This week is unlike any other week, it’s the last dish of the week in the holy month of Ramadan. The long holiday is just around the corner, and everyone is finally eager to have some time off. Ramadan seems to pass by so quickly yet so slow at the same time; that is the yearly sentimental conundrum – but all in all, we enjoyed every bit of its festive vibes. Of course, with everyone hurrying to finish off all their work and responsibilities, one cannot deny the whirlwind of emotions that seem to hit us as we go. The range of human emotions in situations like these tend to be quite varied. You can go from being tired of running around to being eager for the holidays, to feeling overly stressed because of the work you need to finish before Eid – all in one hour.
What is the closest dish to describe this state of being? Well, none other than Khoshaf. Some of us might disregard this flavourful dish on the Ramadan table, but it is actually a very popular dish to break the fast with– especially among the elderly. If you are wondering what Khoshaf is, think of it as a dried fruit compote with nuts and spices. Traditionally made of dried prunes, apricots, and figs poached or marinated overnight in Kamar El-din/apricot syrup – this nutrient and sugar-dense dish is not for the faint-hearted. This mix of juice, fruits, sugar, nuts and spices is definitely filling but rather pleasurable. Some believe this dish has Turkish roots and others say it is Persian, closely relating it to the Persian word “Khosh ab,” which means juice.
Regardless of its roots, one cannot deny the allure of this delicious and supremely nourishing dessert. The rollercoaster of the different yet harmonious set of flavours feels pretty much like how everyone felt this week. Rushing to finish tasks, overwhelmed with work, glad to have some time off, humbled by Ramadan, and everything in between – it’s like having a big satisfying bowl of Khoshaf. You can taste the Kamar El-din juice, the starchiness of the fruits, and the earthiness of nuts all in one bite.
This week might have seemed tiring and a bit overwhelming for all of us, but it is the natural state of being; we will always have mixed feelings, and we will always have things to do – that is the human condition.
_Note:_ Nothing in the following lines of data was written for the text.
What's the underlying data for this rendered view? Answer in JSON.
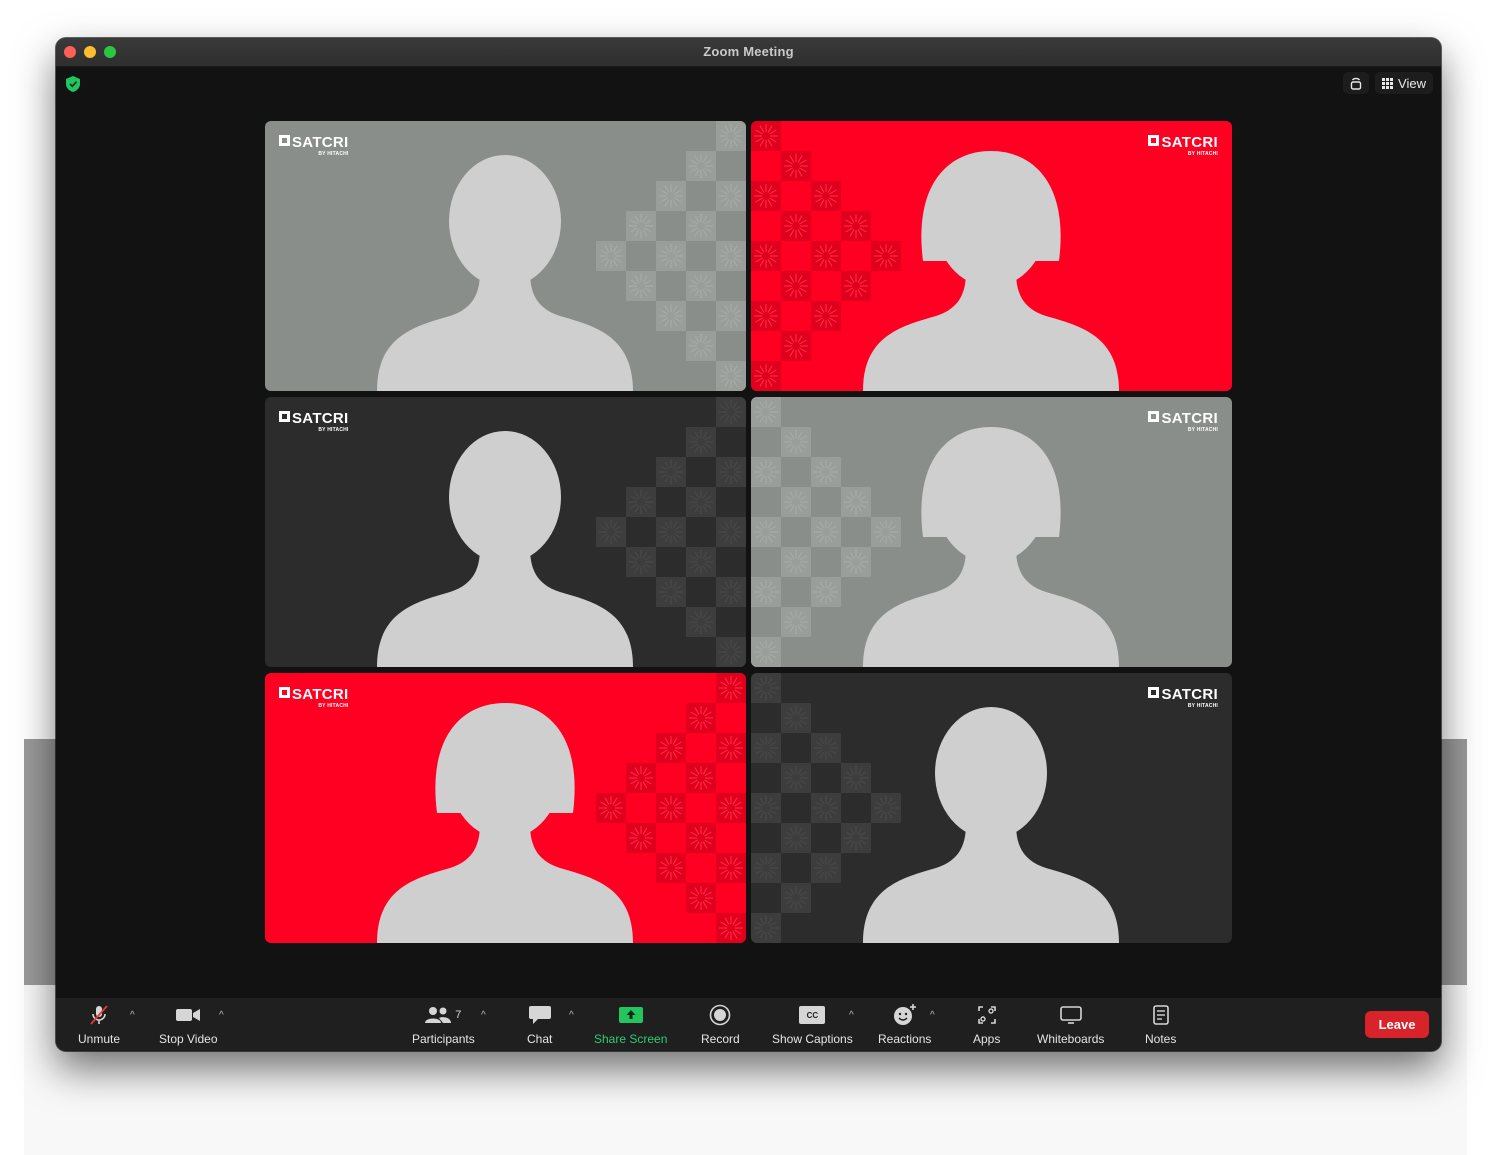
{
  "window": {
    "title": "Zoom Meeting"
  },
  "top_right": {
    "view_label": "View"
  },
  "tiles": [
    {
      "bg": "#8a8e8b",
      "logo_side": "left",
      "logo_text": "SATCRI",
      "logo_sub": "BY HITACHI"
    },
    {
      "bg": "#ff0022",
      "logo_side": "right",
      "logo_text": "SATCRI",
      "logo_sub": "BY HITACHI"
    },
    {
      "bg": "#2c2c2c",
      "logo_side": "left",
      "logo_text": "SATCRI",
      "logo_sub": "BY HITACHI"
    },
    {
      "bg": "#8a8e8b",
      "logo_side": "right",
      "logo_text": "SATCRI",
      "logo_sub": "BY HITACHI"
    },
    {
      "bg": "#ff0022",
      "logo_side": "left",
      "logo_text": "SATCRI",
      "logo_sub": "BY HITACHI"
    },
    {
      "bg": "#2c2c2c",
      "logo_side": "right",
      "logo_text": "SATCRI",
      "logo_sub": "BY HITACHI"
    }
  ],
  "toolbar": {
    "unmute": "Unmute",
    "stop_video": "Stop Video",
    "participants": "Participants",
    "participant_count": "7",
    "chat": "Chat",
    "share_screen": "Share Screen",
    "record": "Record",
    "show_captions": "Show Captions",
    "captions_badge": "CC",
    "reactions": "Reactions",
    "apps": "Apps",
    "whiteboards": "Whiteboards",
    "notes": "Notes",
    "leave": "Leave"
  },
  "colors": {
    "accent_green": "#2ecc71",
    "leave_red": "#d8232a",
    "silhouette": "#cfcfcf"
  }
}
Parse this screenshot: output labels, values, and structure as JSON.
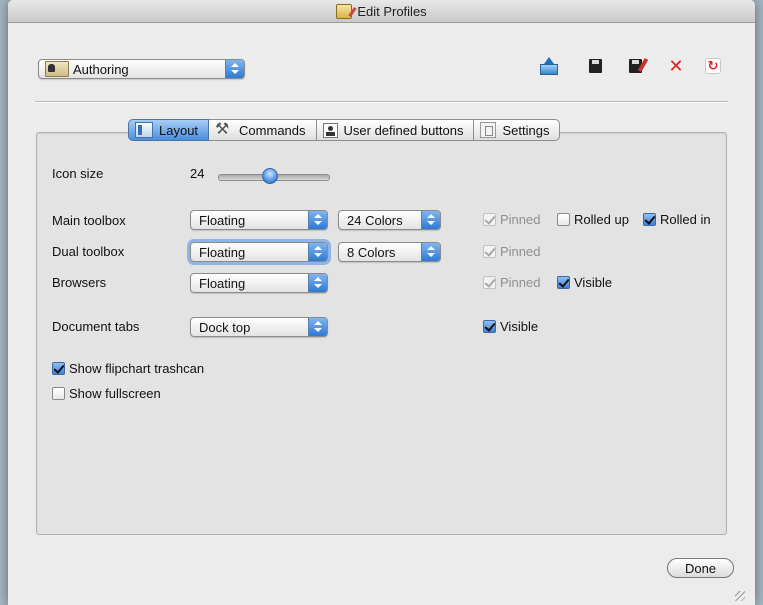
{
  "window": {
    "title": "Edit Profiles"
  },
  "profile": {
    "selected": "Authoring"
  },
  "toolbar": {
    "icons": [
      "export-icon",
      "save-icon",
      "save-as-icon",
      "delete-icon",
      "reload-icon"
    ],
    "delete_glyph": "✕",
    "reload_glyph": "↻"
  },
  "tabs": [
    {
      "label": "Layout",
      "icon": "layout-icon",
      "active": true
    },
    {
      "label": "Commands",
      "icon": "tools-icon",
      "active": false
    },
    {
      "label": "User defined buttons",
      "icon": "user-icon",
      "active": false
    },
    {
      "label": "Settings",
      "icon": "settings-icon",
      "active": false
    }
  ],
  "layout": {
    "icon_size": {
      "label": "Icon size",
      "value": "24"
    },
    "main_toolbox": {
      "label": "Main toolbox",
      "mode": "Floating",
      "colors": "24 Colors",
      "pinned": {
        "label": "Pinned",
        "checked": true,
        "enabled": false
      },
      "rolled_up": {
        "label": "Rolled up",
        "checked": false,
        "enabled": true
      },
      "rolled_in": {
        "label": "Rolled in",
        "checked": true,
        "enabled": true
      }
    },
    "dual_toolbox": {
      "label": "Dual toolbox",
      "mode": "Floating",
      "colors": "8 Colors",
      "pinned": {
        "label": "Pinned",
        "checked": true,
        "enabled": false
      }
    },
    "browsers": {
      "label": "Browsers",
      "mode": "Floating",
      "pinned": {
        "label": "Pinned",
        "checked": true,
        "enabled": false
      },
      "visible": {
        "label": "Visible",
        "checked": true,
        "enabled": true
      }
    },
    "document_tabs": {
      "label": "Document tabs",
      "position": "Dock top",
      "visible": {
        "label": "Visible",
        "checked": true,
        "enabled": true
      }
    },
    "show_flipchart_trashcan": {
      "label": "Show flipchart trashcan",
      "checked": true
    },
    "show_fullscreen": {
      "label": "Show fullscreen",
      "checked": false
    }
  },
  "footer": {
    "done_label": "Done"
  },
  "colors": {
    "accent": "#3b82d8",
    "window_bg": "#ececec",
    "desktop_bg": "#a7b8c4"
  }
}
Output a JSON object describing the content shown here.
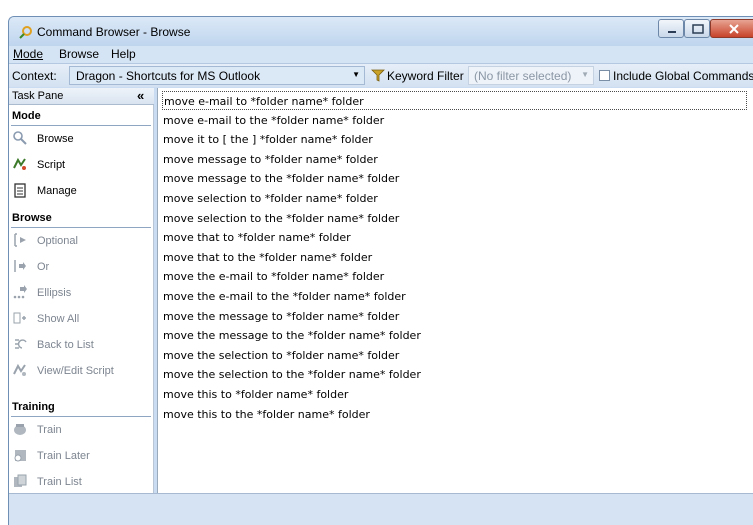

What we actually need to do is: embrace it and try to always look on the bright side because, just like eating Khoshaf, it only happens during one month of the year, so we might as well enjoy it.